In January, Sagan came to Rio to do reconnaissance on the grueling, hilly road course and decided that it didn’t really suit his style of racing. So, he decided to take on mountain biking, something that he had had in his mind for years.
"I raced the road race in London and I already wanted to race mountain bike there but it was not possible," he said. "For sure, it's a big dream for me."
For cycling insiders, this discipline switch is right up Sagan’s alley. John Bradley, editor-in-chief of the cycling publication Velonews, explains, “this is completely on-brand for Sagan. You get the sense that during every road race he’s fighting the urge to just turn down some trail on the side of the road.”

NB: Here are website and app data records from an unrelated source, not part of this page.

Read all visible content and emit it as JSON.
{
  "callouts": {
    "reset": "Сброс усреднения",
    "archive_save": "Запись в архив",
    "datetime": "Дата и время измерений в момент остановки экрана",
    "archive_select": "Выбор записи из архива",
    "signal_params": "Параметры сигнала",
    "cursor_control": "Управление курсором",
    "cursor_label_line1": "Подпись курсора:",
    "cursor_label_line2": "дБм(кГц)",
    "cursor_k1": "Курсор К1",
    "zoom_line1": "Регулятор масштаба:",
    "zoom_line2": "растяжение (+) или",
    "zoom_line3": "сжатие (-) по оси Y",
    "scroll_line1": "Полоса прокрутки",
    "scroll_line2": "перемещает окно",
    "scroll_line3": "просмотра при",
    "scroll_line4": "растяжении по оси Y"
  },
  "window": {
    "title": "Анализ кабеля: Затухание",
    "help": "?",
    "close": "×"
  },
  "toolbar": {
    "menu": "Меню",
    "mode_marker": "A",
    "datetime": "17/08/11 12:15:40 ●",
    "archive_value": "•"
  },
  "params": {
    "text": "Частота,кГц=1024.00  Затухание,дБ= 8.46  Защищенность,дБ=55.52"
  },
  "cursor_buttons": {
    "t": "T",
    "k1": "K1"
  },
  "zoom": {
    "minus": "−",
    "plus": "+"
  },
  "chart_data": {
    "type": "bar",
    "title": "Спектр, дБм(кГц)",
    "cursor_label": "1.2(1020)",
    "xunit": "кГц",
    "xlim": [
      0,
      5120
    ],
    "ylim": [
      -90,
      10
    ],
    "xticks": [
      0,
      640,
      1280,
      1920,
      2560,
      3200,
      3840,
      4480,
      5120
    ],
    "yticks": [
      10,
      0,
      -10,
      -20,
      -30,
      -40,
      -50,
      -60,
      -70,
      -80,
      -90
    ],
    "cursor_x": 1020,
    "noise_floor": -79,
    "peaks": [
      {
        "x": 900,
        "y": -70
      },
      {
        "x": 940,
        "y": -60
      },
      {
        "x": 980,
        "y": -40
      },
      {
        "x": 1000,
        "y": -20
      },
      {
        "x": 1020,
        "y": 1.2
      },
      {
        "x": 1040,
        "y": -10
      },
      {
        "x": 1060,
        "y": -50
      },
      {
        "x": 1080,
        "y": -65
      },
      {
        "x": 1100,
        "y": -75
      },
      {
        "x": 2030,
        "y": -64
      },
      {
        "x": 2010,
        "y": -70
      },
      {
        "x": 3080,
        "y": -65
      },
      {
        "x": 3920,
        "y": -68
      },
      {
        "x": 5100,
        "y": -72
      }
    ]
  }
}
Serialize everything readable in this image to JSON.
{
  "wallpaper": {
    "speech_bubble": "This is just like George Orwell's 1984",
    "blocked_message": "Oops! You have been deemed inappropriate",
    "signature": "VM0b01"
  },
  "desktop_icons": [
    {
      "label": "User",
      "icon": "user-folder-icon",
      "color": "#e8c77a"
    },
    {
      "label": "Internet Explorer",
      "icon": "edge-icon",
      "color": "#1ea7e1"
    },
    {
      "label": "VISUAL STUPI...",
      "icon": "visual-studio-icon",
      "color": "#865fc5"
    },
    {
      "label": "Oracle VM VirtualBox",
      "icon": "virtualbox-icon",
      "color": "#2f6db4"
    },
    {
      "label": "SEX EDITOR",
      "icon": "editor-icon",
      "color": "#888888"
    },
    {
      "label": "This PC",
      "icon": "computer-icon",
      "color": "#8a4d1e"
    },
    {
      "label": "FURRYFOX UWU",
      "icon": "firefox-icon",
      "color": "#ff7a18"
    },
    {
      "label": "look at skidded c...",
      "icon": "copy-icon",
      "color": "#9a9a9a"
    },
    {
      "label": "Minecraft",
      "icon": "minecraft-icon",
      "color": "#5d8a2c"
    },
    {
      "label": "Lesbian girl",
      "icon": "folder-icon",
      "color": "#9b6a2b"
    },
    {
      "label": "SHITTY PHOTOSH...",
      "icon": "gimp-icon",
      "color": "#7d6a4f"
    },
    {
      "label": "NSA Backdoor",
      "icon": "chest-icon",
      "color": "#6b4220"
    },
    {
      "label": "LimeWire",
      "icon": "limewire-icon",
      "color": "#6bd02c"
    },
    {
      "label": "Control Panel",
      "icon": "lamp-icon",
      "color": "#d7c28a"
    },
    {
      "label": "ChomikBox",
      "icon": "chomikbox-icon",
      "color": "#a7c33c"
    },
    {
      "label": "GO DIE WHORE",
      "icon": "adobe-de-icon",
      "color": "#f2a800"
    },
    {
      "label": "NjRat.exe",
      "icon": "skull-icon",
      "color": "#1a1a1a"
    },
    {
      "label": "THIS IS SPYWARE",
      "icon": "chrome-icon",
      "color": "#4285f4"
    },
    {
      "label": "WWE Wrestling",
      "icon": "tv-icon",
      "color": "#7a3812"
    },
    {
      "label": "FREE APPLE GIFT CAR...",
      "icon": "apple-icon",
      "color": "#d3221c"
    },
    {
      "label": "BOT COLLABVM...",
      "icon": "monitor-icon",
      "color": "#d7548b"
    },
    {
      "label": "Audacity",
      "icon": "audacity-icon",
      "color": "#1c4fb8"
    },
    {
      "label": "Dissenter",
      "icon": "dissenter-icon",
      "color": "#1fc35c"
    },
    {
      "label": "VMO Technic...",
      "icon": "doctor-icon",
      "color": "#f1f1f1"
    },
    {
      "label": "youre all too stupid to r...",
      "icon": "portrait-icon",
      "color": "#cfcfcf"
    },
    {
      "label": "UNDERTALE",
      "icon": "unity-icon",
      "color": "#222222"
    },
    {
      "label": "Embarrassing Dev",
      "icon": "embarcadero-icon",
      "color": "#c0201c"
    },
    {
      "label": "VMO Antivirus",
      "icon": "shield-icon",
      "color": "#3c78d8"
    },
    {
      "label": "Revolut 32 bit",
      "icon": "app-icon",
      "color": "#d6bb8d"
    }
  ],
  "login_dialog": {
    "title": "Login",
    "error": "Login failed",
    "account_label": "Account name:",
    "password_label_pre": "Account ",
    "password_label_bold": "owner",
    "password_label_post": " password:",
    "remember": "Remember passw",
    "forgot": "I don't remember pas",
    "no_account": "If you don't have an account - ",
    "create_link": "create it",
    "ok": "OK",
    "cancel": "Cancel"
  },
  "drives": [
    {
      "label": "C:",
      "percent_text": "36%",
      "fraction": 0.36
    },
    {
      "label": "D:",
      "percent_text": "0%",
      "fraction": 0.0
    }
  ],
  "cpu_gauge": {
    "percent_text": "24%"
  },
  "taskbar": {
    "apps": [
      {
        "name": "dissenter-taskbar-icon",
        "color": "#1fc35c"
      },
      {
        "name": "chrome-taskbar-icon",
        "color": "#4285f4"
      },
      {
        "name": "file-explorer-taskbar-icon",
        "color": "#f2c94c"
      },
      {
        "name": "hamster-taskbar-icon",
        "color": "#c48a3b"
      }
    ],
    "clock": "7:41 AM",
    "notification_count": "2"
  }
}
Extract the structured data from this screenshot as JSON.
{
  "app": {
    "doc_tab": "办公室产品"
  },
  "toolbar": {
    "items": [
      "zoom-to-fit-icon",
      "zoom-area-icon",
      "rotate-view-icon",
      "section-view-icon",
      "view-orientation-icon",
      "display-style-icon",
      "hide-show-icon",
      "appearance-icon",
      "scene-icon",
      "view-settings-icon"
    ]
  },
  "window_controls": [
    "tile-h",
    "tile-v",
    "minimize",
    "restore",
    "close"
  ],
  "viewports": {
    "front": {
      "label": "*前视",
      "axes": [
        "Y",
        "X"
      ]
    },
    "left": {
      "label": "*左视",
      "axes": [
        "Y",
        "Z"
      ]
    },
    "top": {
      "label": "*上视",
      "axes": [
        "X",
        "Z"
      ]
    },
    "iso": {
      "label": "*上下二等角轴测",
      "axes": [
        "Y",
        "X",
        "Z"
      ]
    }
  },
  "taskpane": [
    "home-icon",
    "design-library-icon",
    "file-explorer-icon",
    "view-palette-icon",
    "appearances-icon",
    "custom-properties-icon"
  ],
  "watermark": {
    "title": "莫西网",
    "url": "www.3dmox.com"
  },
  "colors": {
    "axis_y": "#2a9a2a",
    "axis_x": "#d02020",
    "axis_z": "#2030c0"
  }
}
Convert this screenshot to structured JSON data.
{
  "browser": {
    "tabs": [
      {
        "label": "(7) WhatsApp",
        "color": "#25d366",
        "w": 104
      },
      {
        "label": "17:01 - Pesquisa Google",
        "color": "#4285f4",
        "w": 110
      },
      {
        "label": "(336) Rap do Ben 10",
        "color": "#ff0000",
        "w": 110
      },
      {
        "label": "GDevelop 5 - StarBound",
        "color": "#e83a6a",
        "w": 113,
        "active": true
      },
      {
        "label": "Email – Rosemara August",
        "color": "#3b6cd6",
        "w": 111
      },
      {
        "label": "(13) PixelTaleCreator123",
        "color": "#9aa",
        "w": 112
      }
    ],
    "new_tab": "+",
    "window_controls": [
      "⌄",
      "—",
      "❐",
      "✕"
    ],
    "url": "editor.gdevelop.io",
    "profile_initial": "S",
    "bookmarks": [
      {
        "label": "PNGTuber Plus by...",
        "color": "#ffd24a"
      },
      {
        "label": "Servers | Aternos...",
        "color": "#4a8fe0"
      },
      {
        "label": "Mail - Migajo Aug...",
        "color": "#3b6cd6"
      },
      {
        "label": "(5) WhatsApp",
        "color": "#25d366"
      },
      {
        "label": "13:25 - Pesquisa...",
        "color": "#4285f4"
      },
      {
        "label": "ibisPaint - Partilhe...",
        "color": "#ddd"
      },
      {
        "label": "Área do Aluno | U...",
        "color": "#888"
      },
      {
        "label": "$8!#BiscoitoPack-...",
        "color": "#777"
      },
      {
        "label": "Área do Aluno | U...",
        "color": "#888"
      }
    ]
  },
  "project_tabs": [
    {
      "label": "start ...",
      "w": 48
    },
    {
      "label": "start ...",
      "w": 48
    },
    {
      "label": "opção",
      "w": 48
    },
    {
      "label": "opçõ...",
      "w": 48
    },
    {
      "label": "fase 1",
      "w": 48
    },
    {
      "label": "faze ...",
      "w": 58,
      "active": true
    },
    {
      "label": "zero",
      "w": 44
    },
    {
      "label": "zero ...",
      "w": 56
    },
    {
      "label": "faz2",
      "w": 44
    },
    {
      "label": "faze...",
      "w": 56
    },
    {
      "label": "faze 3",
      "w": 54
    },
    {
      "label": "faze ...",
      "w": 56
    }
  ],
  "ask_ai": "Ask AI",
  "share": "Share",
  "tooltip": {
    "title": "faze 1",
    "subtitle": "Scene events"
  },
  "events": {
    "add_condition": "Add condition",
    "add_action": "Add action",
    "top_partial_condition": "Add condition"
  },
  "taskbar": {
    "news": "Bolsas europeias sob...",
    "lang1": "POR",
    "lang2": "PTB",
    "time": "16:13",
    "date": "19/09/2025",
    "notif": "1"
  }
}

The road less traveled is fairly common for the Slovakian. Instead of training for the Olympics in Europe with the other Olympic-bound racers, he went to Park City, Utah, where he raced against the local riders.
According to Jason Gay of the Wall Street Journal, “Sagan is the antithesis of a tightly-wound, hyper-regimented, goal-fixated cyclist.” Gay refers to Sagan like a California surfer just trying to find the perfect wave.
“Tightly-wound” is not a word many would use to describe Sagan after they saw him and his wife reenact the penultimate number in "Grease" on YouTube.
Can Sagan he actually win?
Odds makers have Sagan with 15/2 odds to win behind only mountain biking legends Nino Schurter and Julien Absalon. His chances for a medal seem pretty good. And according to Gay, "it would be a sport-rattling upset if he wound up on the medal podium.”
Sagan himself is unsure where he'll finish, but for certain, people will be keeping an eye on him.
"I did my best in training. I will do my best Sunday. No one knows what the hell to expect. Maybe it's more fun that way."